ASH BENNINGTON: Well, that's fascinating. Some of my favorite interviews on Real Vision are the ones where we talk to people who aren't finance guys and gals, but people who are actually out there doing things where they see the real world and not just numbers on a screen. I'm really looking forward to that interview with Selma. That sounds fantastic.
JIM BIANCO: Yeah, he's very, very good at breaking it down and making everybody understand what's happening in the shipping industry.
ASH BENNINGTON: By the way, we should say, you mentioned 2s, 10s spreads, which is the benchmark that we use where most of the data as at least about those curve inversions. You made that great point. It's not just a 24-hour inversion, typically it has to stay inverted. But let's just talk a little bit, I want to read through the numbers now. Right now, we're at it looks like 20 basis points on 2s, 10s. Really, really narrow. And all five basis points on the day, I think we were down as low as about 18 bps on that spread. And by the way, that's a 20% move, five basis points on 20 basis points. These are very large moves as a percentage right now of that spread.

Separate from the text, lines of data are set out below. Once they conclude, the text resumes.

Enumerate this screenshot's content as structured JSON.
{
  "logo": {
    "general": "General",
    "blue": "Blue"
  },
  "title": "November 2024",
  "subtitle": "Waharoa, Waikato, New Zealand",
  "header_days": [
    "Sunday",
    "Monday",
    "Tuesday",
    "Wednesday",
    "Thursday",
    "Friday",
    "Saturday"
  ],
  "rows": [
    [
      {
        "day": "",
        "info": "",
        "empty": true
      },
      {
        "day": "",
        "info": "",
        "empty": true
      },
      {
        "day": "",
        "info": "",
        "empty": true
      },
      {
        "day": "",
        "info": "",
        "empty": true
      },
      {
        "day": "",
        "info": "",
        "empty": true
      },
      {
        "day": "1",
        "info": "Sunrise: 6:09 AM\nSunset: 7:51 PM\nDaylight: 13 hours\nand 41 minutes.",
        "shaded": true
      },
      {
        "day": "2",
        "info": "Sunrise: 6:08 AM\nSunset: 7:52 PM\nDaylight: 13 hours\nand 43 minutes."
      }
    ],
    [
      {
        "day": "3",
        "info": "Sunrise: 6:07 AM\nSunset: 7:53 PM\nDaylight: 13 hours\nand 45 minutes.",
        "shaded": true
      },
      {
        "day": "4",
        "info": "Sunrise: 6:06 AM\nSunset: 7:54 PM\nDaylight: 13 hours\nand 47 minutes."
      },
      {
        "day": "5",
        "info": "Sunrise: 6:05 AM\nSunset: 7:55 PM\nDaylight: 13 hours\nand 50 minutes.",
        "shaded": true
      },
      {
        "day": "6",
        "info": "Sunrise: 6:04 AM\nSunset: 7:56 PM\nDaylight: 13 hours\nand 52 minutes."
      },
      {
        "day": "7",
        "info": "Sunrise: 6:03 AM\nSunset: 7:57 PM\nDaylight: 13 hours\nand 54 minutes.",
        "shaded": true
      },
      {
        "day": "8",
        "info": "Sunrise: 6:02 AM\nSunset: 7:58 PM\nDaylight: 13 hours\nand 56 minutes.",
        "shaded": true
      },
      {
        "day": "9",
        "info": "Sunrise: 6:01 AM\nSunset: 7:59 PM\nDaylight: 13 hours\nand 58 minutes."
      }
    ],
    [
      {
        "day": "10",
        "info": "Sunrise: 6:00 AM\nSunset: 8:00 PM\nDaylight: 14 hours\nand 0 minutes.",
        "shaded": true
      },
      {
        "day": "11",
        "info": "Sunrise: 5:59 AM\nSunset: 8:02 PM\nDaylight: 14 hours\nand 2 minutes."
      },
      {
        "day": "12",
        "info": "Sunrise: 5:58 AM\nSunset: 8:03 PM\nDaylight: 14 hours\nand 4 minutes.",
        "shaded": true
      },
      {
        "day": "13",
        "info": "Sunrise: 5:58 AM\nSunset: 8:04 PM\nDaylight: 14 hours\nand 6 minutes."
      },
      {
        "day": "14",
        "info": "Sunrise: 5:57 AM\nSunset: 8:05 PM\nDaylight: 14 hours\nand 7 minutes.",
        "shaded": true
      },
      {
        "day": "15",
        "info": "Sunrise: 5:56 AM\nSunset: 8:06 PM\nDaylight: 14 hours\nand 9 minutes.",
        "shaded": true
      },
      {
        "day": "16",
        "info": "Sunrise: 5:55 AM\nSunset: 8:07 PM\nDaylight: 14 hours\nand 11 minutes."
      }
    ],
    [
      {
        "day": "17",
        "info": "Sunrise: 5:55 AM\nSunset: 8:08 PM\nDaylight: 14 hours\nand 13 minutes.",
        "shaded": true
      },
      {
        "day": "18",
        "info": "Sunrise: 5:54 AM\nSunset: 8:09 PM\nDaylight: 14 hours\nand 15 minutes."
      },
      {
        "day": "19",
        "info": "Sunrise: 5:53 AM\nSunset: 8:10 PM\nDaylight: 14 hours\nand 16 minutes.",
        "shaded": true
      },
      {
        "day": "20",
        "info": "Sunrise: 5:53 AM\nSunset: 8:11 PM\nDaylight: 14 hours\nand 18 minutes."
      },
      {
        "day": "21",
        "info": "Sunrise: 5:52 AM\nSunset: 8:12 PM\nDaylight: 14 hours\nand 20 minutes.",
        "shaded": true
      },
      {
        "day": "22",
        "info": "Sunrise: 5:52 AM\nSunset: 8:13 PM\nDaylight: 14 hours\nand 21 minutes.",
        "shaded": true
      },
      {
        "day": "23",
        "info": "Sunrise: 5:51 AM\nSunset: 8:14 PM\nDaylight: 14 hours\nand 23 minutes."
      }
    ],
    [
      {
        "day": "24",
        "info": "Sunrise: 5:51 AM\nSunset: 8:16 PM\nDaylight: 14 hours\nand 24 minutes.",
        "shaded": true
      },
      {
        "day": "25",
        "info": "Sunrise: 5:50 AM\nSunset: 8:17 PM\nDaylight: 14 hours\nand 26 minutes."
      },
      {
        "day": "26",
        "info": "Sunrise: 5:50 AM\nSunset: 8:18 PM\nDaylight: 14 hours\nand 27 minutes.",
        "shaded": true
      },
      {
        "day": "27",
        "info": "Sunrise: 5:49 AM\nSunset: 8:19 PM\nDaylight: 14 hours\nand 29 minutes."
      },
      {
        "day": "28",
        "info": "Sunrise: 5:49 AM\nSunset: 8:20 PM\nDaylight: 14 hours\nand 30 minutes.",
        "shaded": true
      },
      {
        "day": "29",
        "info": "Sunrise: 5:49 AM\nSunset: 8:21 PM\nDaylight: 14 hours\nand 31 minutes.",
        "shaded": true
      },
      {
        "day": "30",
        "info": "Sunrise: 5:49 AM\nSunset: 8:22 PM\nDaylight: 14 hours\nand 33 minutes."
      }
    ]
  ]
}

JIM BIANCO: Yes. What's also happening with that spread is today we've seen another one of these unusual moves, unusual before this cycle, but not this cycle. And that is, the 2 Year yield was up today, and the 10 Year yield was down. And one point about five basis points, they're moving in the opposite direction. That doesn't happen that often to see those types of moves in that direction.
What's going on? If you go and you look at the Fed Fund futures market or the Eurodollar futures market, it's getting more aggressive. It has eight rate hikes priced in for this year. That means that one of them, at least one of them has to be a 50-basis-point hike. It's got 40% chance the Fed's going to hike 50 basis points in May. It's actually got a 1/3 chance they're both the May and the June meeting. Those are the two next meetings, the Fed's going to hike 50 and 50.

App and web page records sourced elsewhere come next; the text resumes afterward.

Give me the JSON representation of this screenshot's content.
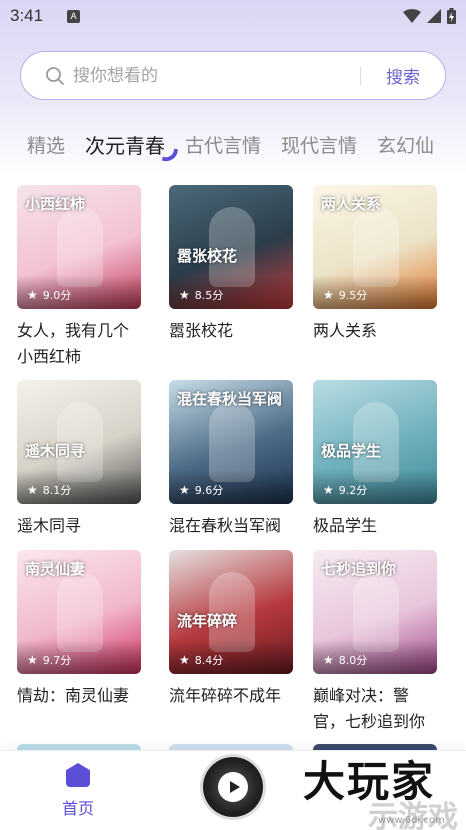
{
  "status_bar": {
    "time": "3:41",
    "notification_badge": "A"
  },
  "search": {
    "placeholder": "搜你想看的",
    "button_label": "搜索"
  },
  "tabs": [
    {
      "label": "精选",
      "active": false
    },
    {
      "label": "次元青春",
      "active": true
    },
    {
      "label": "古代言情",
      "active": false
    },
    {
      "label": "现代言情",
      "active": false
    },
    {
      "label": "玄幻仙",
      "active": false
    }
  ],
  "books": [
    {
      "title": "女人，我有几个小西红柿",
      "rating": "9.0分",
      "cover_text": "小西红柿",
      "cover_colors": [
        "#f7e4ec",
        "#f3c1d4",
        "#c43d5b"
      ]
    },
    {
      "title": "嚣张校花",
      "rating": "8.5分",
      "cover_text": "嚣张校花",
      "cover_colors": [
        "#4b6a7a",
        "#2b3d4a",
        "#c53a3a"
      ]
    },
    {
      "title": "两人关系",
      "rating": "9.5分",
      "cover_text": "两人关系",
      "cover_colors": [
        "#fbf6e6",
        "#ece3c7",
        "#e07a2e"
      ]
    },
    {
      "title": "遥木同寻",
      "rating": "8.1分",
      "cover_text": "遥木同寻",
      "cover_colors": [
        "#f4f2ec",
        "#d7d2c8",
        "#555555"
      ]
    },
    {
      "title": "混在春秋当军阀",
      "rating": "9.6分",
      "cover_text": "混在春秋当军阀",
      "cover_colors": [
        "#c7dde8",
        "#4d6b86",
        "#1e3352"
      ]
    },
    {
      "title": "极品学生",
      "rating": "9.2分",
      "cover_text": "极品学生",
      "cover_colors": [
        "#b9dde4",
        "#6fb0bc",
        "#3f8a9a"
      ]
    },
    {
      "title": "情劫：南灵仙妻",
      "rating": "9.7分",
      "cover_text": "南灵仙妻",
      "cover_colors": [
        "#fbe7ee",
        "#f1b8cd",
        "#d0315f"
      ]
    },
    {
      "title": "流年碎碎不成年",
      "rating": "8.4分",
      "cover_text": "流年碎碎",
      "cover_colors": [
        "#e6e1e1",
        "#b63a3f",
        "#6e1c22"
      ]
    },
    {
      "title": "巅峰对决：警官，七秒追到你",
      "rating": "8.0分",
      "cover_text": "七秒追到你",
      "cover_colors": [
        "#f7ecf3",
        "#e8c6dc",
        "#a24a8a"
      ]
    }
  ],
  "bottom_nav": {
    "home_label": "首页"
  },
  "watermark": {
    "text": "大玩家",
    "sub": "示游戏",
    "url": "www.6dl.com"
  },
  "colors": {
    "accent": "#5a4fd6",
    "search_button": "#6a63d0"
  }
}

We had Jim Bullard come out today and say he would have been in favor of a 50- or 75-basis-point hike this week and would like to see the Funds rate at 3% at the end of the week. Now, most people listening to this are going to scoff at this and go, no way, absolutely not. What the market's pricing is a lot closer to Jim Bullard than the crowd that's saying no way right now. And it's creeping in that direction.
If the market is giving us a signal, that signal is the Fed is going to get really aggressive. I'm going to respond back to some Twitter comments again. I think the Fed is going to become very slow. I think the Fed is going to move three or four times, is what I hear all the time on Twitter. I always ask, I always respond back with the same question, why? Why do you think the Fed has raised rates? And why do you think they're going to go slow?
The reason they're raising rates is they want to get rid of inflation. Well, how does the Fed get rid of inflation? They make your life miserable. I'm not going to mince words here. They're going to slow the economy. Chairman Powell said on Wednesday, it would be appropriate for financial conditions to tighten. That is code word for you need to lose money. If the market wants to rally in the face of that, I think that greenlights the Fed to go 50 every meeting.
They're not going to say, well, we got an inflation problem, but now that the stock market's going up, I guess the problem is fixed. That's not the way they're going to look at it. They're going to look at it the opposite way. We got to move harder is what we've got to do. And so, I think